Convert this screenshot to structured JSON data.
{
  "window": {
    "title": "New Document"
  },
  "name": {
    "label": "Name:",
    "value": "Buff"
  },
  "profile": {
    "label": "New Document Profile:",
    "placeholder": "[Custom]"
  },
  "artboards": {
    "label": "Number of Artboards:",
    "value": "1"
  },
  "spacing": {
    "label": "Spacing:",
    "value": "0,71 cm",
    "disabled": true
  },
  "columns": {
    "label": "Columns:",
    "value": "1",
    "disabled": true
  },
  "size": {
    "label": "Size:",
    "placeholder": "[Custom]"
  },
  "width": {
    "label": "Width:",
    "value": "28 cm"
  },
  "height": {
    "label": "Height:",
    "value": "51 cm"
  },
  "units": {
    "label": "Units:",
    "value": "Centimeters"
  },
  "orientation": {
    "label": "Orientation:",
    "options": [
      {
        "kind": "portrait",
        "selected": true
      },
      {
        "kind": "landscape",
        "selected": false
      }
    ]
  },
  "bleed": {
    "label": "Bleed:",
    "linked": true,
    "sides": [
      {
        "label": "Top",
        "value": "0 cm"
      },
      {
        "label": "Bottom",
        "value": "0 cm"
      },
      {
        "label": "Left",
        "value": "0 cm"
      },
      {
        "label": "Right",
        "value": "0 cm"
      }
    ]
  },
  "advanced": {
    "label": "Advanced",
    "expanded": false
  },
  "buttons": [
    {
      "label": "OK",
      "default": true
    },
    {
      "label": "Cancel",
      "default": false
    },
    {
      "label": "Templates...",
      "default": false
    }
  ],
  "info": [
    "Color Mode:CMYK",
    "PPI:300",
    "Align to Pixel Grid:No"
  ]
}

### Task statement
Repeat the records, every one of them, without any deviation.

### Answer to this task
Convert this screenshot to structured JSON data.
{
  "window": {
    "title": "New Document"
  },
  "name": {
    "label": "Name:",
    "value": "Buff"
  },
  "profile": {
    "label": "New Document Profile:",
    "placeholder": "[Custom]"
  },
  "artboards": {
    "label": "Number of Artboards:",
    "value": "1"
  },
  "spacing": {
    "label": "Spacing:",
    "value": "0,71 cm",
    "disabled": true
  },
  "columns": {
    "label": "Columns:",
    "value": "1",
    "disabled": true
  },
  "size": {
    "label": "Size:",
    "placeholder": "[Custom]"
  },
  "width": {
    "label": "Width:",
    "value": "28 cm"
  },
  "height": {
    "label": "Height:",
    "value": "51 cm"
  },
  "units": {
    "label": "Units:",
    "value": "Centimeters"
  },
  "orientation": {
    "label": "Orientation:",
    "options": [
      {
        "kind": "portrait",
        "selected": true
      },
      {
        "kind": "landscape",
        "selected": false
      }
    ]
  },
  "bleed": {
    "label": "Bleed:",
    "linked": true,
    "sides": [
      {
        "label": "Top",
        "value": "0 cm"
      },
      {
        "label": "Bottom",
        "value": "0 cm"
      },
      {
        "label": "Left",
        "value": "0 cm"
      },
      {
        "label": "Right",
        "value": "0 cm"
      }
    ]
  },
  "advanced": {
    "label": "Advanced",
    "expanded": false
  },
  "buttons": [
    {
      "label": "OK",
      "default": true
    },
    {
      "label": "Cancel",
      "default": false
    },
    {
      "label": "Templates...",
      "default": false
    }
  ],
  "info": [
    "Color Mode:CMYK",
    "PPI:300",
    "Align to Pixel Grid:No"
  ]
}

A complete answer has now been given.